WHAT TO DO:
Once you have checked each line below for the word "saved", give the number of lines that have it and nothing further.

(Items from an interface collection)
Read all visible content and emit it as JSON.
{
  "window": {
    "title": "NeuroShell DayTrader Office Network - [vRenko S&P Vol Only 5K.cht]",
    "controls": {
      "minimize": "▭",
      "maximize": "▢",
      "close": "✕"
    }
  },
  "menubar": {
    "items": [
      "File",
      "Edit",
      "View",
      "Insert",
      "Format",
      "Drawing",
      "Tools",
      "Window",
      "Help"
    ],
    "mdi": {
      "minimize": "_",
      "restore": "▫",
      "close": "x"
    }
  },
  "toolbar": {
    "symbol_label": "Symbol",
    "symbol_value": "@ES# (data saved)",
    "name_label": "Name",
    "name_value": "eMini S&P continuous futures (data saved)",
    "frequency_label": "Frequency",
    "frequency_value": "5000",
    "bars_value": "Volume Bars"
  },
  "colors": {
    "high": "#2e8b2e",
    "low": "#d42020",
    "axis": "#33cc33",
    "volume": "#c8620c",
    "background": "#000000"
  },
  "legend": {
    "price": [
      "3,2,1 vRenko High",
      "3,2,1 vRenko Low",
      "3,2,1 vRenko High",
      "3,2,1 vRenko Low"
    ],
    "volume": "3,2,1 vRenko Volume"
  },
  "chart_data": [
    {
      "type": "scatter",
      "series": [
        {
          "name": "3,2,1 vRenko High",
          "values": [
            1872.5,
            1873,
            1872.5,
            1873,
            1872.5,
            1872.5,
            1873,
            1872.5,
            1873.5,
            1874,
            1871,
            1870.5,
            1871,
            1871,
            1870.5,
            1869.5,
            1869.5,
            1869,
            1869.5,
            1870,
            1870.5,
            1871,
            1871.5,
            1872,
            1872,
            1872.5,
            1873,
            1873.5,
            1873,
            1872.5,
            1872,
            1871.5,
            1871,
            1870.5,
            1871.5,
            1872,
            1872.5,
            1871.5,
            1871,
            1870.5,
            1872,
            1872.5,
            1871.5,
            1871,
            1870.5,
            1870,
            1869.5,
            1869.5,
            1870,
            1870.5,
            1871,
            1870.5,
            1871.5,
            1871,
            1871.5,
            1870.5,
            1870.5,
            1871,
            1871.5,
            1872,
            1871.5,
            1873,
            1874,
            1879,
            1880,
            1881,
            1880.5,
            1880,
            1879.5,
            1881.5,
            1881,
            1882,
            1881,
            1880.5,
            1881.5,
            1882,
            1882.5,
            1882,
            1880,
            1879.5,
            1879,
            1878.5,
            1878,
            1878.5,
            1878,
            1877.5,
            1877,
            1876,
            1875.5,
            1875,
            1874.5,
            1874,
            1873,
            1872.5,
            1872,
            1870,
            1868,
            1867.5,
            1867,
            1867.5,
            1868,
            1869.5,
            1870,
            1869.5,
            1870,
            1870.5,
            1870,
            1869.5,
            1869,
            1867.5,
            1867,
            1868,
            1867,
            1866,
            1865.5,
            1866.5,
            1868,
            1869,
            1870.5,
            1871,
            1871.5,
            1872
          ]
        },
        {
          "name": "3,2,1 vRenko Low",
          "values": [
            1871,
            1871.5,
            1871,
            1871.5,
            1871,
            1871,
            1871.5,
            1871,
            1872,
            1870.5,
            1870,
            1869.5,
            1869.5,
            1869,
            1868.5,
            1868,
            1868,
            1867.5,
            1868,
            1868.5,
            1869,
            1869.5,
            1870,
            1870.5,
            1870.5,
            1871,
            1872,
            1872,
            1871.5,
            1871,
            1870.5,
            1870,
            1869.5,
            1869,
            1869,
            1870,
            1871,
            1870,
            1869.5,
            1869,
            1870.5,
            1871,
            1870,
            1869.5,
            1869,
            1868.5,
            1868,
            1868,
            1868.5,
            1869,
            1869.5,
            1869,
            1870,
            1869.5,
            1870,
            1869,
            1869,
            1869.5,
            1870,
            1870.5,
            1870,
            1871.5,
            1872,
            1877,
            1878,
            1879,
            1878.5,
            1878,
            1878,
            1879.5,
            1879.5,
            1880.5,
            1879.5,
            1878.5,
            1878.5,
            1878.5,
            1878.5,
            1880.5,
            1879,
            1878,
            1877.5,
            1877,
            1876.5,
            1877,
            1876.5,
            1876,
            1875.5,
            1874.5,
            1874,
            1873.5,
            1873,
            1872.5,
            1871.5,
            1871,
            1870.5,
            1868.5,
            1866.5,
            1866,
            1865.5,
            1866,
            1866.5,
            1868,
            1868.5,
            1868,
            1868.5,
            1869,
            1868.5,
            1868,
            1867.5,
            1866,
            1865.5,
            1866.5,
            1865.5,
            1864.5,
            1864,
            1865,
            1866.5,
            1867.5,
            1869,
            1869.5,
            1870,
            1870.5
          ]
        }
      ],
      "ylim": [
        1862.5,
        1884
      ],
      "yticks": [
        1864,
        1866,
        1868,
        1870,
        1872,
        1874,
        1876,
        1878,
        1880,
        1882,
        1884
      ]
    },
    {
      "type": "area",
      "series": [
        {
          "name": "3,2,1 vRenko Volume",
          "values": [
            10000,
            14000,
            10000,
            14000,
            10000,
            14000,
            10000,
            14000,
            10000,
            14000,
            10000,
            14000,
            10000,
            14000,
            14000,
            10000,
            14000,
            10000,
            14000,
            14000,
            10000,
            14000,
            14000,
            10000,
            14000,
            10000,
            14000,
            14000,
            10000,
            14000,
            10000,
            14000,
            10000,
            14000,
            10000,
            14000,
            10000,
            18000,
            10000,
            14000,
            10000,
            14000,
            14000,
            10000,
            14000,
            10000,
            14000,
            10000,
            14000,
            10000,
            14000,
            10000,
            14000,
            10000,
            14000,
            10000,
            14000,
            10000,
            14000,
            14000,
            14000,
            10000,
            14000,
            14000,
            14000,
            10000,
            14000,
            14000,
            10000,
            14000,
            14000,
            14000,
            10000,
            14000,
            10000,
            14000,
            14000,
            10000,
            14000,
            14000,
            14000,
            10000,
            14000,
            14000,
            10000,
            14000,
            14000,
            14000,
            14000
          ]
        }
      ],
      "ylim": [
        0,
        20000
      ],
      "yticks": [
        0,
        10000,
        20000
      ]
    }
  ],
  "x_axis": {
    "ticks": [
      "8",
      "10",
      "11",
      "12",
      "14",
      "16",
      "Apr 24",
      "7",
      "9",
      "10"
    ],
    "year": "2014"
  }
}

OUTPUT FOR THIS TASK:
2